Shylock, a rich Jew of Venice, has advanced on loan three thousand ducats to Antonio, the Merchant of Venice, an agreement being signed by which, if the borrowed money be not repaid by a certain period, Shylock is to claim a pound of flesh to be cut from the merchant's body. Antonio, owing to sudden and unforeseen losses, forfeits the bond, and is cited before the Duke and magnificoes of Venice to pay the incurred penalty. The Duke tries to persuade Shylock to accept the money, which is now ready to be paid, but, influenced by a feeling of rancorous hatred, he insists on having the pound of flesh. In the meantime, Portia, a rich heiress, just married to Bassanio, an intimate friend of Antonio's, disguises herself as a doctor of laws, and attends the court where the Duke is sitting in judgment. The cause is left to Portia to arbitrate on; she admits the justice of Shylock's claim, but urges him to accept payment of the loan in money, this he refuses to do, and she then proceeds to pronounce sentence, explaining to the Jew that the bond gives him “no jot of blood," the words being "expressly a pound of flesh.” Thus baffled, he agrees to take the money, but Portia further shows him that by the laws of Venice, he, being an alien, having sought the destruction of a citizen, has placed his life at the mercy of the Duke. The Duke pardons the Jew on condition that he turns Christian and “ records a gift of all he dies possessed” to Lorenzo, a Christian gentleman, to whom his daughter Jessica is wedded. The loves of Bassanio and Portia, and Gratiano and Nerissa, form an agreeable episode, and the clown, Launcelot Gobbo, Shylock's servant, excites much amusement in the various scenes in which he appears.

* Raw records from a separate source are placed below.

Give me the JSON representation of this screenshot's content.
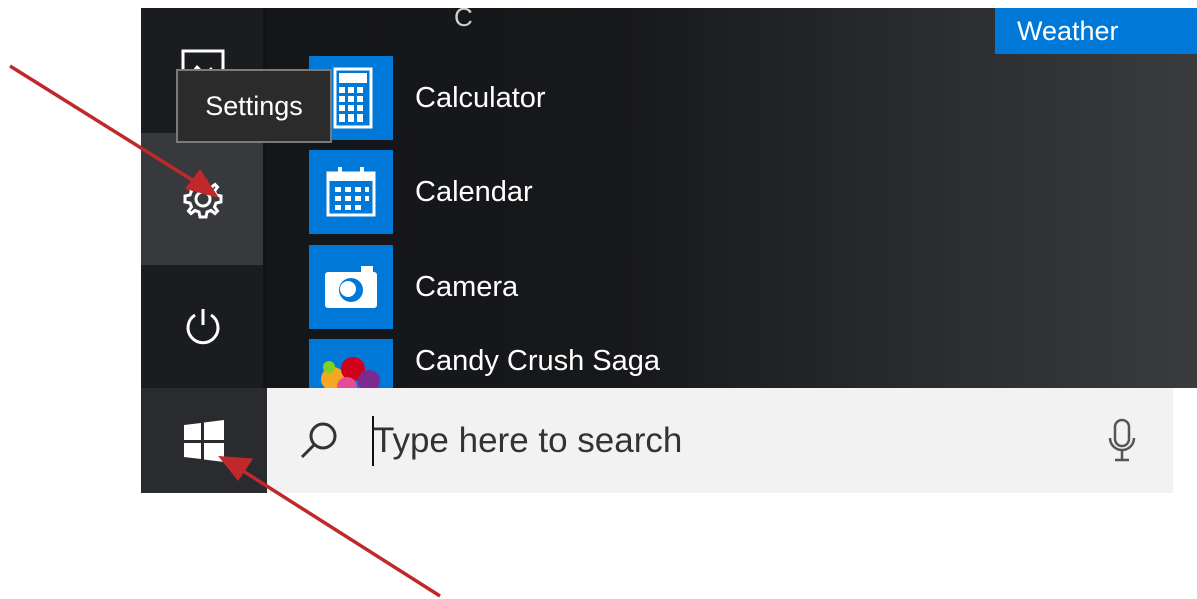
{
  "start_menu": {
    "tooltip": "Settings",
    "section_letter": "C",
    "apps": [
      {
        "label": "Calculator",
        "icon": "calculator-icon"
      },
      {
        "label": "Calendar",
        "icon": "calendar-icon"
      },
      {
        "label": "Camera",
        "icon": "camera-icon"
      },
      {
        "label": "Candy Crush Saga",
        "icon": "candy-crush-icon"
      }
    ],
    "live_tile": {
      "label": "Weather"
    },
    "rail": {
      "items": [
        "pictures-icon",
        "settings-gear-icon",
        "power-icon"
      ]
    }
  },
  "taskbar": {
    "start_icon": "windows-logo-icon",
    "search": {
      "placeholder": "Type here to search",
      "value": ""
    },
    "mic_icon": "microphone-icon"
  },
  "annotations": {
    "arrow_color": "#c0282a"
  },
  "colors": {
    "accent": "#0078d7",
    "menu_background": "#17181b",
    "rail_highlight": "#38393c"
  }
}
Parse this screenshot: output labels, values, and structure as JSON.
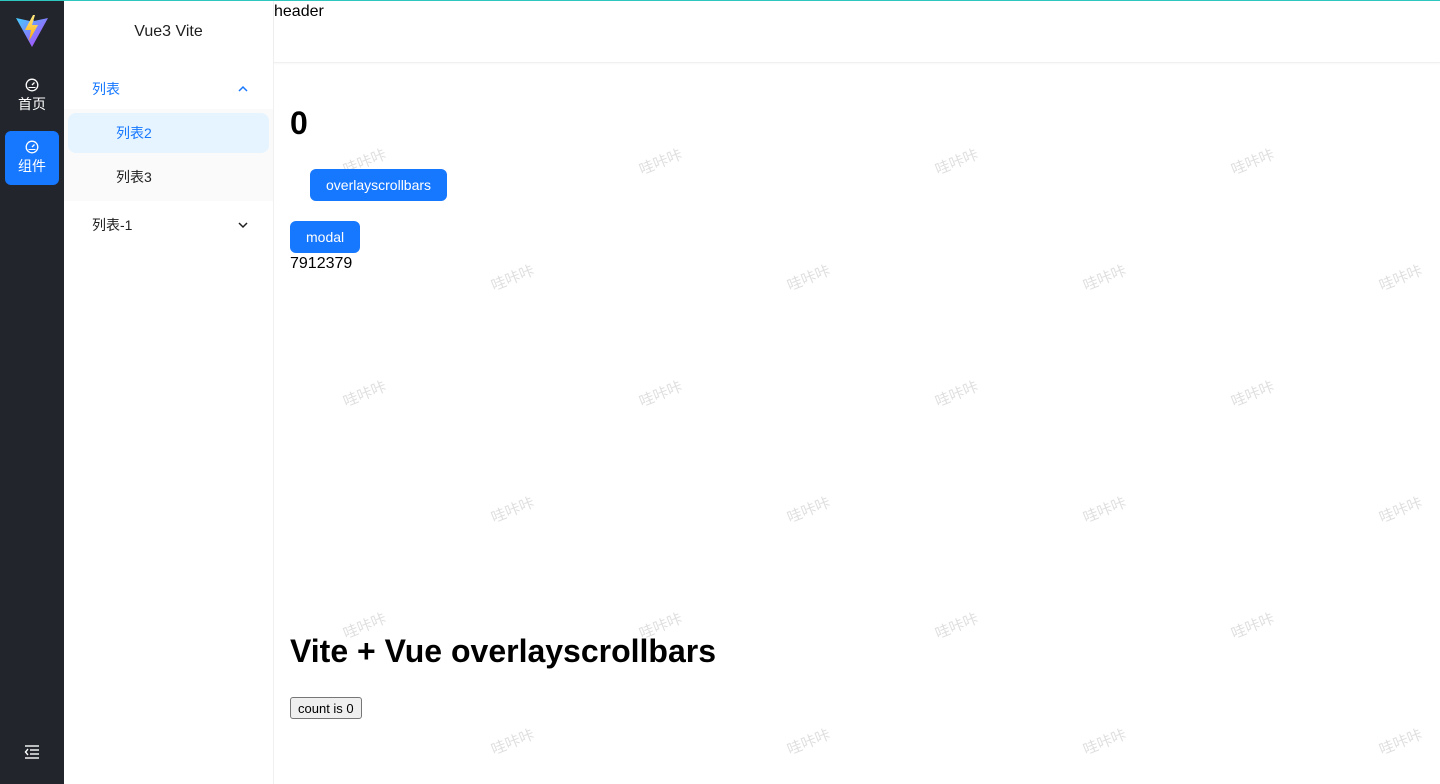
{
  "app": {
    "brand_title": "Vue3 Vite",
    "header_text": "header"
  },
  "rail": {
    "items": [
      {
        "label": "首页",
        "icon": "dashboard-icon",
        "active": false
      },
      {
        "label": "组件",
        "icon": "dashboard-icon",
        "active": true
      }
    ],
    "collapse_icon": "menu-fold-icon"
  },
  "submenu": {
    "group1": {
      "label": "列表",
      "expanded": true
    },
    "group1_items": [
      {
        "label": "列表2",
        "active": true
      },
      {
        "label": "列表3",
        "active": false
      }
    ],
    "group2": {
      "label": "列表-1",
      "expanded": false
    }
  },
  "content": {
    "counter": "0",
    "overlay_button": "overlayscrollbars",
    "modal_button": "modal",
    "number_text": "7912379",
    "title": "Vite + Vue overlayscrollbars",
    "count_button": "count is 0"
  },
  "watermark": {
    "text": "哇咔咔"
  },
  "colors": {
    "rail_bg": "#22252b",
    "primary": "#1677ff",
    "active_bg": "#e6f4ff",
    "top_border": "#2ec7c0"
  }
}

The true Value of the World.
Loquacity. Gratiano speaks an infinite deal of nothing, more than any man in all Venice: his reasons are as two grains of wheat hid in two bushels of chaff; you shall seek all day ere you find them; and when you have them, they are not worth the search.
Mediocrity. For aught I see, they are as sick that surfeit with too much, as they that starve with nothing: it is no mean happiness, therefore, to be seated in the mean ; superfluity comes sooner by white hairs, but competency lives longer.
Speculation more easy than Practice. If to do were as easy as to know what were good to do, chapels had been churches, and poor men's cottages princes' palaces. It is a good divine that follows his own instructions: I can easier teach twenty what were good to be done, than be one of the twenty to follow mine own teaching. The brain may devise laws for the blood; but a hot temper leaps over a cold decree ; such a hare is madness the youth, to skip o'er the meshes of good counsel the cripple.
Shylock's Malice towards Antonio.
How like a fawning publican he looks !
Is like a villain with a smiling cheek;
Shylock's remonstrance with Antonio.
you say so;
your What should I say to you? should I not say “ Hath a dog money? is it possible A cur can lend three thousand ducats?" or Shall I bend low, and in a bondman's key, With 'bated breath, and whispering humbleness, Say this, “ Fair sir, you spit on me on Wednesday last : You spurn'd me such a day; another time You call'd me-dog ; and for these courtesies I'll lend you thus much monies ?”
Shylock's injunctions to his Daughter. Lock up my doors; and when you hear the drum, And the vile squeaking of the wry-neck'd fife,